(Data records for software interfaces)
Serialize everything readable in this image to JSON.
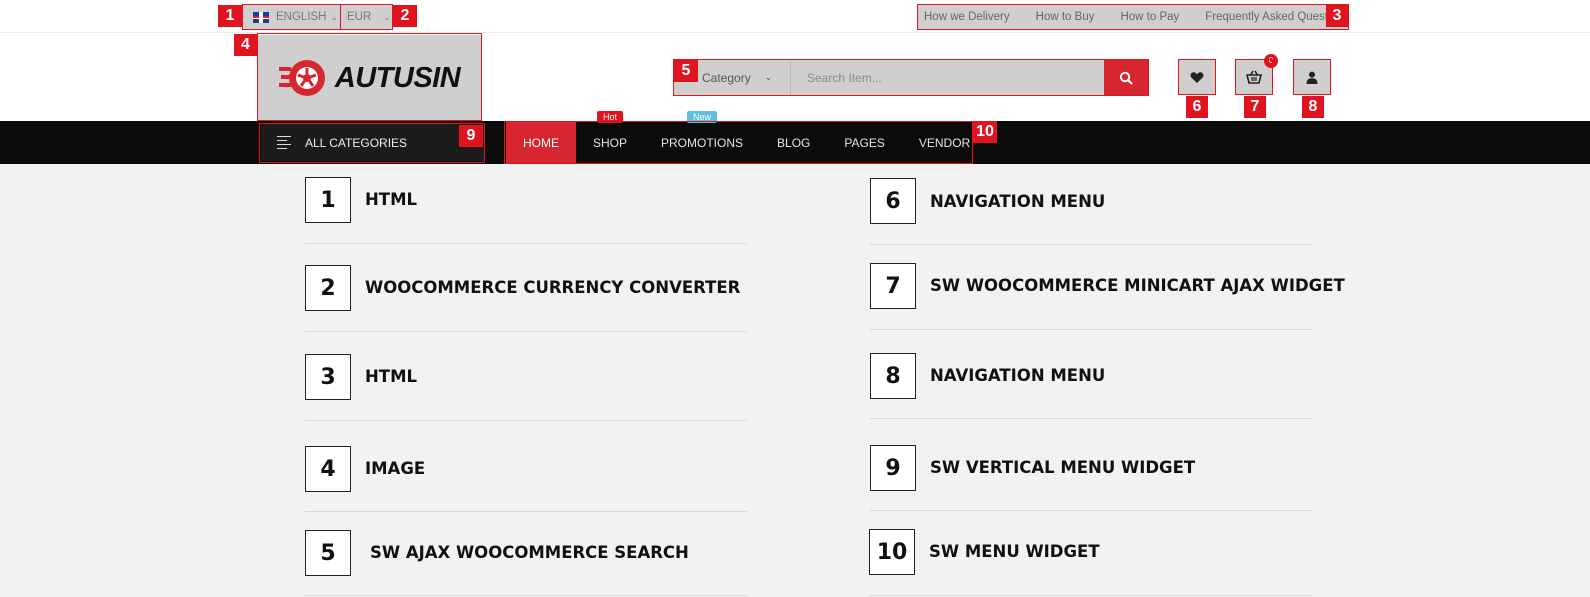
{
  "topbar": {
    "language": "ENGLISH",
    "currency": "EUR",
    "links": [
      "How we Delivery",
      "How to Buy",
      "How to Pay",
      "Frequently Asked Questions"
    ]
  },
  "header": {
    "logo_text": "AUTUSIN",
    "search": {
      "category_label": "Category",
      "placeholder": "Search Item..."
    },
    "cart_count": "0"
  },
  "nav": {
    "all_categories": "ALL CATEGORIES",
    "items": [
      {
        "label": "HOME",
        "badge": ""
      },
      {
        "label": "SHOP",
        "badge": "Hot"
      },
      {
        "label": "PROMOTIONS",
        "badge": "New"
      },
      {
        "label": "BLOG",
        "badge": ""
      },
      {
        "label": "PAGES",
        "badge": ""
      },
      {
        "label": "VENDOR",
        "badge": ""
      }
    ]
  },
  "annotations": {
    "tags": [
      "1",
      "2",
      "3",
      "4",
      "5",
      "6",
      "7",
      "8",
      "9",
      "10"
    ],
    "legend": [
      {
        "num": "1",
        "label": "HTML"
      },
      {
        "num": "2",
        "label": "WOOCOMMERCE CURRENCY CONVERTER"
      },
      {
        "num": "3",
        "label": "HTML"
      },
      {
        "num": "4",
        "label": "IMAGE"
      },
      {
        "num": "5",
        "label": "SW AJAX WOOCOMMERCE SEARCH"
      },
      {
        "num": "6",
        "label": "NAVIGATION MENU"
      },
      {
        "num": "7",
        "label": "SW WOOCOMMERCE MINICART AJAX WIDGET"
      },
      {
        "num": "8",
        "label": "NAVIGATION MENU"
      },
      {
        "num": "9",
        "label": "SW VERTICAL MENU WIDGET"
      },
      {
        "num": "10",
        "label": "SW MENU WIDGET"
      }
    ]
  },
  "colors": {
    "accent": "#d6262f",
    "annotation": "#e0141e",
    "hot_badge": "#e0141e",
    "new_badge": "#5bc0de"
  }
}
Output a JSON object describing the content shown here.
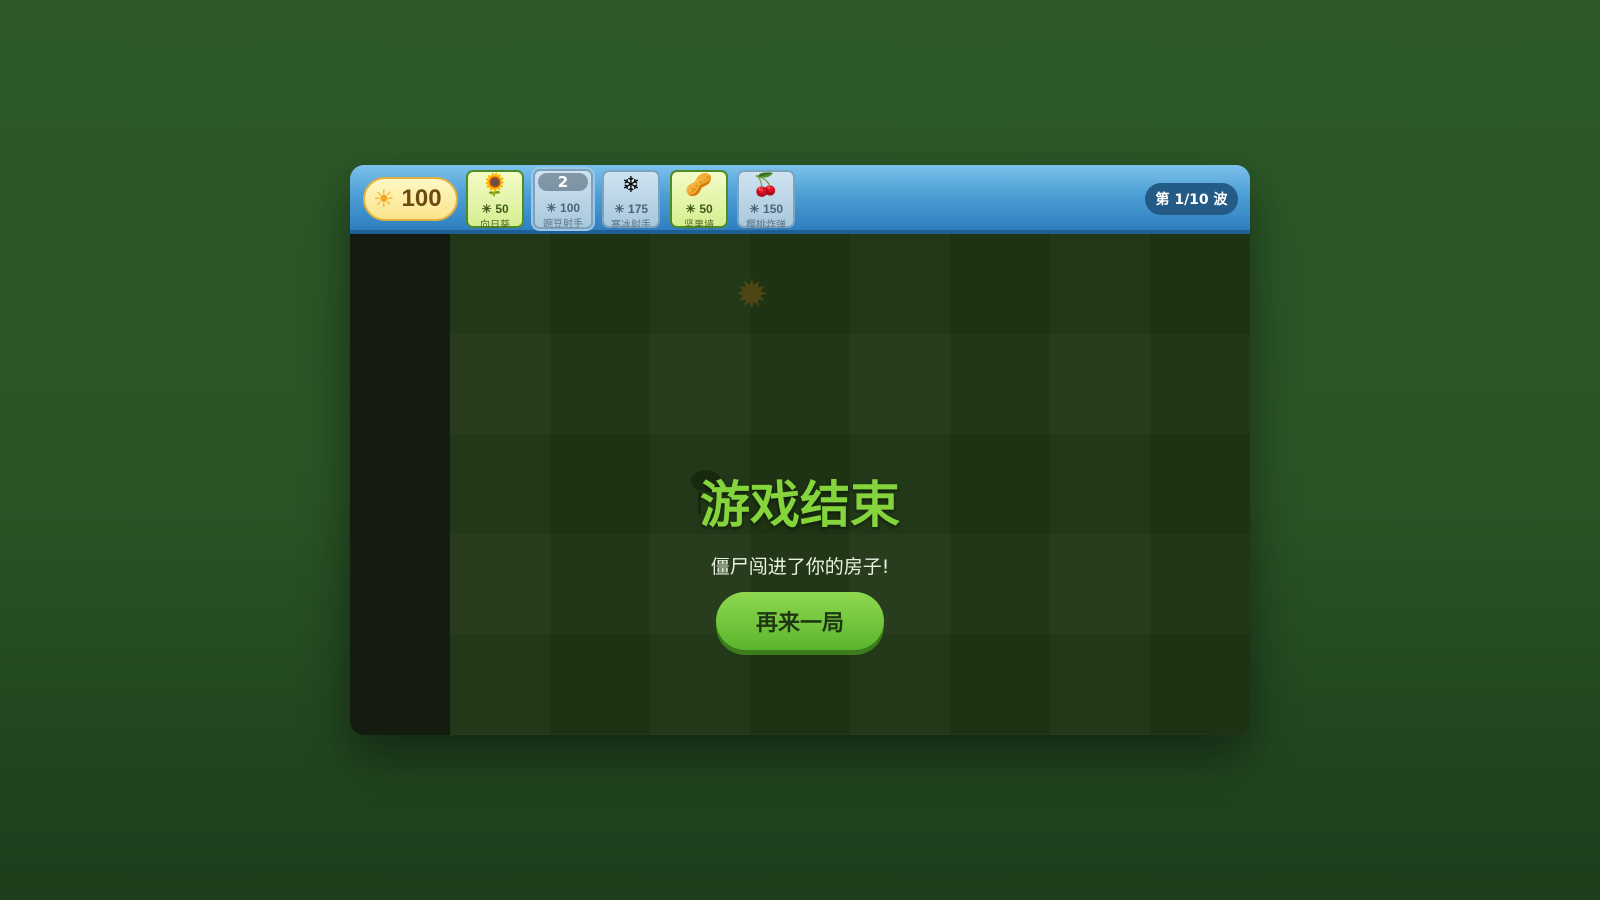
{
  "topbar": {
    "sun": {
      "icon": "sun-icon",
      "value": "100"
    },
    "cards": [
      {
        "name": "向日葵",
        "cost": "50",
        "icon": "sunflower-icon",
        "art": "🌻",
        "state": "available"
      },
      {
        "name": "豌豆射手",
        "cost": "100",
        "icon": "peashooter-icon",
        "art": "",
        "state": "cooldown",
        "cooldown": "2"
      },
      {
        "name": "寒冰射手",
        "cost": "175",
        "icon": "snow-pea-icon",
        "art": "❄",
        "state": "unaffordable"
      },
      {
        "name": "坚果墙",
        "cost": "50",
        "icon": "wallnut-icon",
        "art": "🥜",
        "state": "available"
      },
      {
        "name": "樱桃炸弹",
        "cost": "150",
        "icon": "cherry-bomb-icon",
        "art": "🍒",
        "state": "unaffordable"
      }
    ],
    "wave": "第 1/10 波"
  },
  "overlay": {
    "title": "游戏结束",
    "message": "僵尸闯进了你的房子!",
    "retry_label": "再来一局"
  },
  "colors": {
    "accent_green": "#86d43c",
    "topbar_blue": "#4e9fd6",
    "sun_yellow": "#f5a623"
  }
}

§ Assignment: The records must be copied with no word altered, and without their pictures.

§ Response to this task:
Serialize everything readable in this image to JSON.
{
  "topbar": {
    "language": "ENGLISH",
    "currency": "EUR",
    "links": [
      "How we Delivery",
      "How to Buy",
      "How to Pay",
      "Frequently Asked Questions"
    ]
  },
  "header": {
    "logo_text": "AUTUSIN",
    "search": {
      "category_label": "Category",
      "placeholder": "Search Item..."
    },
    "cart_count": "0"
  },
  "nav": {
    "all_categories": "ALL CATEGORIES",
    "items": [
      {
        "label": "HOME",
        "badge": ""
      },
      {
        "label": "SHOP",
        "badge": "Hot"
      },
      {
        "label": "PROMOTIONS",
        "badge": "New"
      },
      {
        "label": "BLOG",
        "badge": ""
      },
      {
        "label": "PAGES",
        "badge": ""
      },
      {
        "label": "VENDOR",
        "badge": ""
      }
    ]
  },
  "annotations": {
    "tags": [
      "1",
      "2",
      "3",
      "4",
      "5",
      "6",
      "7",
      "8",
      "9",
      "10"
    ],
    "legend": [
      {
        "num": "1",
        "label": "HTML"
      },
      {
        "num": "2",
        "label": "WOOCOMMERCE CURRENCY CONVERTER"
      },
      {
        "num": "3",
        "label": "HTML"
      },
      {
        "num": "4",
        "label": "IMAGE"
      },
      {
        "num": "5",
        "label": "SW AJAX WOOCOMMERCE SEARCH"
      },
      {
        "num": "6",
        "label": "NAVIGATION MENU"
      },
      {
        "num": "7",
        "label": "SW WOOCOMMERCE MINICART AJAX WIDGET"
      },
      {
        "num": "8",
        "label": "NAVIGATION MENU"
      },
      {
        "num": "9",
        "label": "SW VERTICAL MENU WIDGET"
      },
      {
        "num": "10",
        "label": "SW MENU WIDGET"
      }
    ]
  },
  "colors": {
    "accent": "#d6262f",
    "annotation": "#e0141e",
    "hot_badge": "#e0141e",
    "new_badge": "#5bc0de"
  }
}
Output a JSON object describing the content shown here.
{
  "topbar": {
    "sun": {
      "icon": "sun-icon",
      "value": "100"
    },
    "cards": [
      {
        "name": "向日葵",
        "cost": "50",
        "icon": "sunflower-icon",
        "art": "🌻",
        "state": "available"
      },
      {
        "name": "豌豆射手",
        "cost": "100",
        "icon": "peashooter-icon",
        "art": "",
        "state": "cooldown",
        "cooldown": "2"
      },
      {
        "name": "寒冰射手",
        "cost": "175",
        "icon": "snow-pea-icon",
        "art": "❄",
        "state": "unaffordable"
      },
      {
        "name": "坚果墙",
        "cost": "50",
        "icon": "wallnut-icon",
        "art": "🥜",
        "state": "available"
      },
      {
        "name": "樱桃炸弹",
        "cost": "150",
        "icon": "cherry-bomb-icon",
        "art": "🍒",
        "state": "unaffordable"
      }
    ],
    "wave": "第 1/10 波"
  },
  "overlay": {
    "title": "游戏结束",
    "message": "僵尸闯进了你的房子!",
    "retry_label": "再来一局"
  },
  "colors": {
    "accent_green": "#86d43c",
    "topbar_blue": "#4e9fd6",
    "sun_yellow": "#f5a623"
  }
}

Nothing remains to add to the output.